### DATASET RECORDS ###

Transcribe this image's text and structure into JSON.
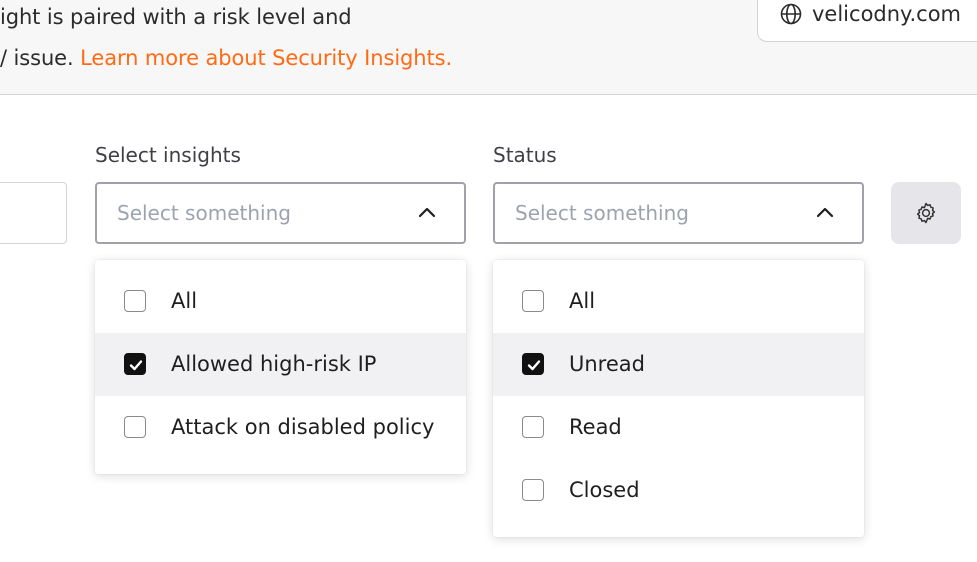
{
  "banner": {
    "line1": "ight is paired with a risk level and",
    "line2_prefix": "/ issue. ",
    "learn_more_link": "Learn more about Security Insights."
  },
  "domain": {
    "icon": "globe-icon",
    "text": "velicodny.com"
  },
  "filters": {
    "insights": {
      "label": "Select insights",
      "placeholder": "Select something",
      "expanded": true,
      "options": [
        {
          "label": "All",
          "checked": false
        },
        {
          "label": "Allowed high-risk IP",
          "checked": true
        },
        {
          "label": "Attack on disabled policy",
          "checked": false
        }
      ]
    },
    "status": {
      "label": "Status",
      "placeholder": "Select something",
      "expanded": true,
      "options": [
        {
          "label": "All",
          "checked": false
        },
        {
          "label": "Unread",
          "checked": true
        },
        {
          "label": "Read",
          "checked": false
        },
        {
          "label": "Closed",
          "checked": false
        }
      ]
    },
    "settings_icon": "gear-icon"
  },
  "colors": {
    "accent_link": "#ff6a13",
    "checkbox_checked": "#111111",
    "selected_row": "#f1f1f3"
  }
}
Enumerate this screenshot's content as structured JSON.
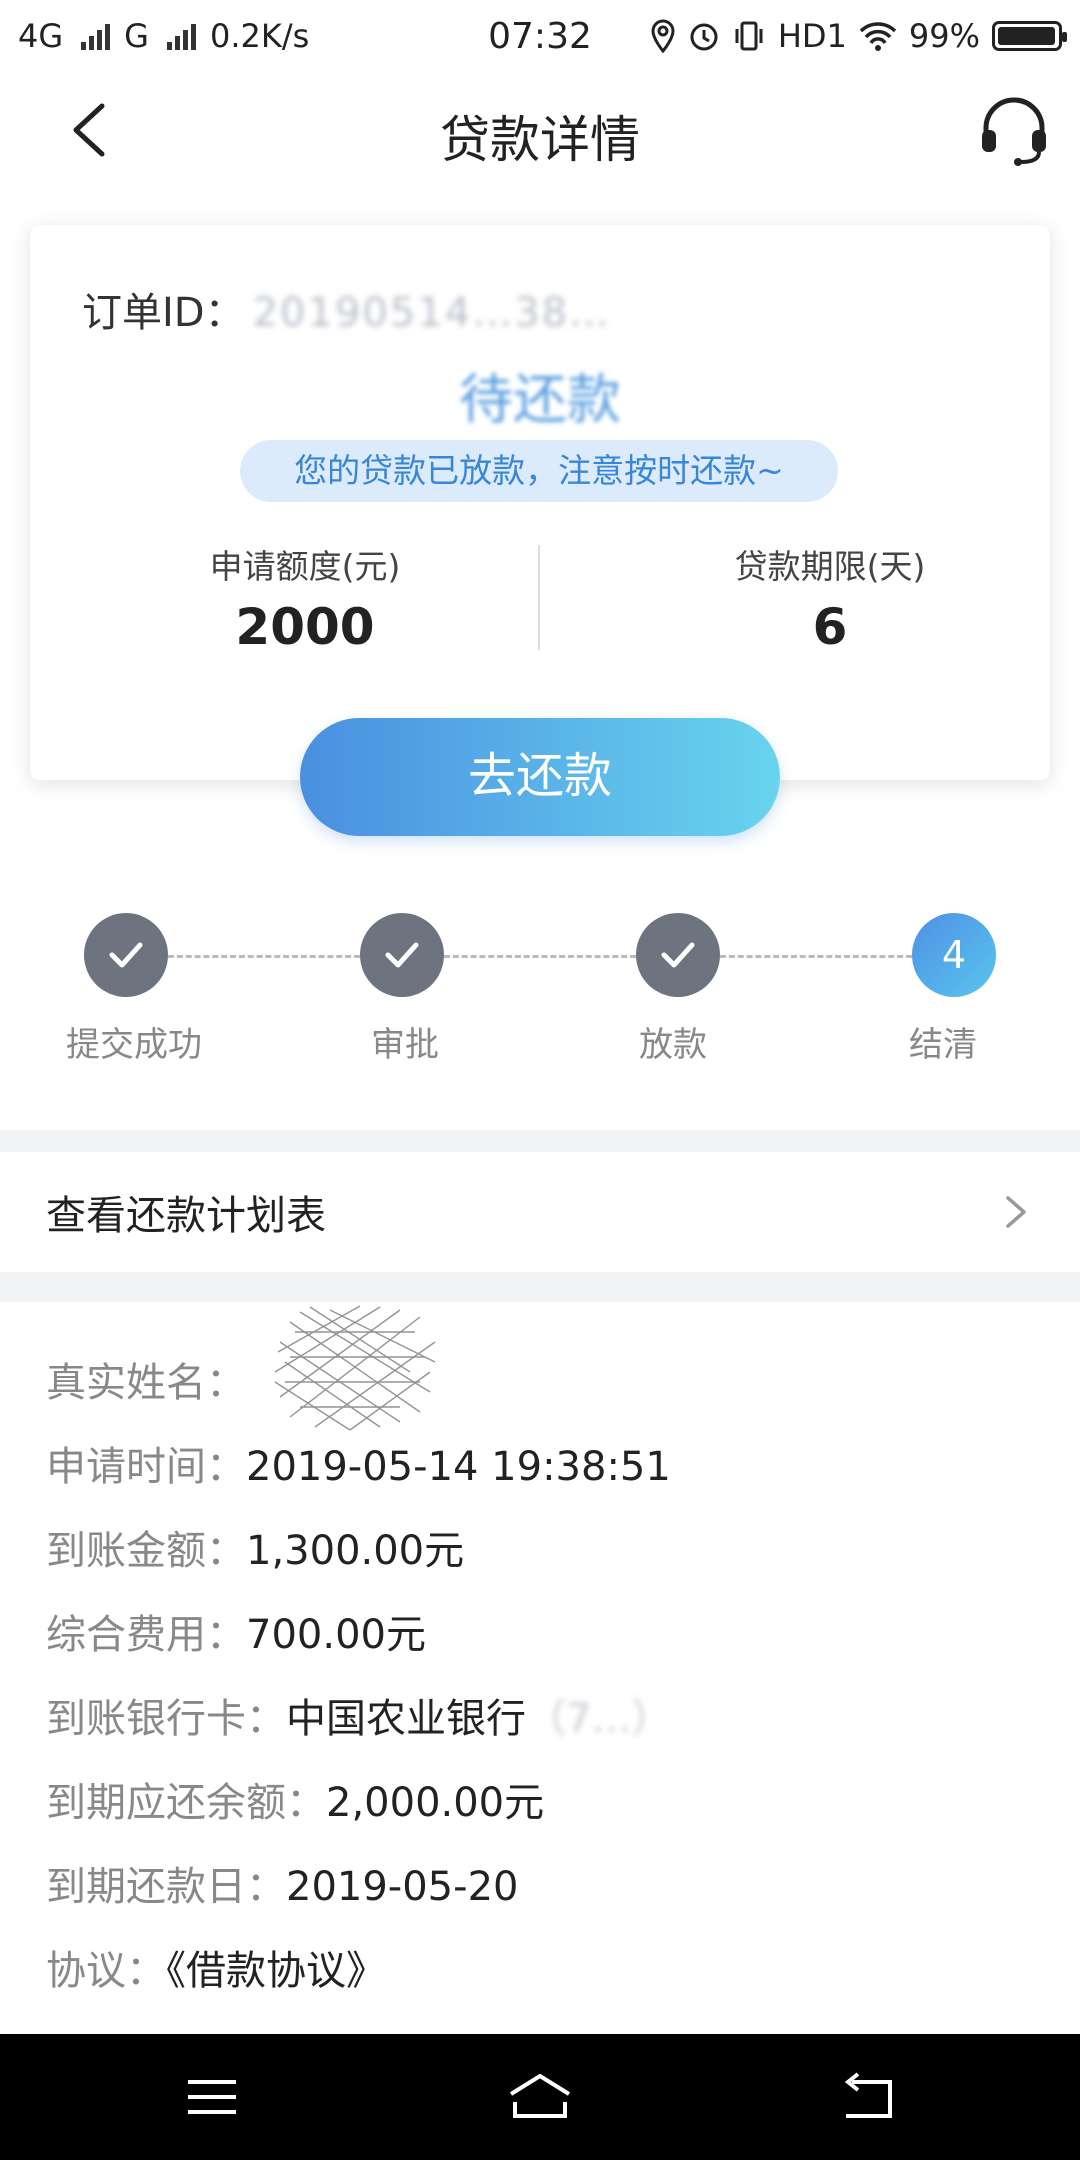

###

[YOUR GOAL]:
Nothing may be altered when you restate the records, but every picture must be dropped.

[WRITTEN ANSWER]:
Transcribe this image's text and structure into JSON.
{
  "banner": {
    "line1": "ight is paired with a risk level and",
    "line2_prefix": "/ issue. ",
    "learn_more_link": "Learn more about Security Insights."
  },
  "domain": {
    "icon": "globe-icon",
    "text": "velicodny.com"
  },
  "filters": {
    "insights": {
      "label": "Select insights",
      "placeholder": "Select something",
      "expanded": true,
      "options": [
        {
          "label": "All",
          "checked": false
        },
        {
          "label": "Allowed high-risk IP",
          "checked": true
        },
        {
          "label": "Attack on disabled policy",
          "checked": false
        }
      ]
    },
    "status": {
      "label": "Status",
      "placeholder": "Select something",
      "expanded": true,
      "options": [
        {
          "label": "All",
          "checked": false
        },
        {
          "label": "Unread",
          "checked": true
        },
        {
          "label": "Read",
          "checked": false
        },
        {
          "label": "Closed",
          "checked": false
        }
      ]
    },
    "settings_icon": "gear-icon"
  },
  "colors": {
    "accent_link": "#ff6a13",
    "checkbox_checked": "#111111",
    "selected_row": "#f1f1f3"
  }
}
Enumerate this screenshot's content as structured JSON.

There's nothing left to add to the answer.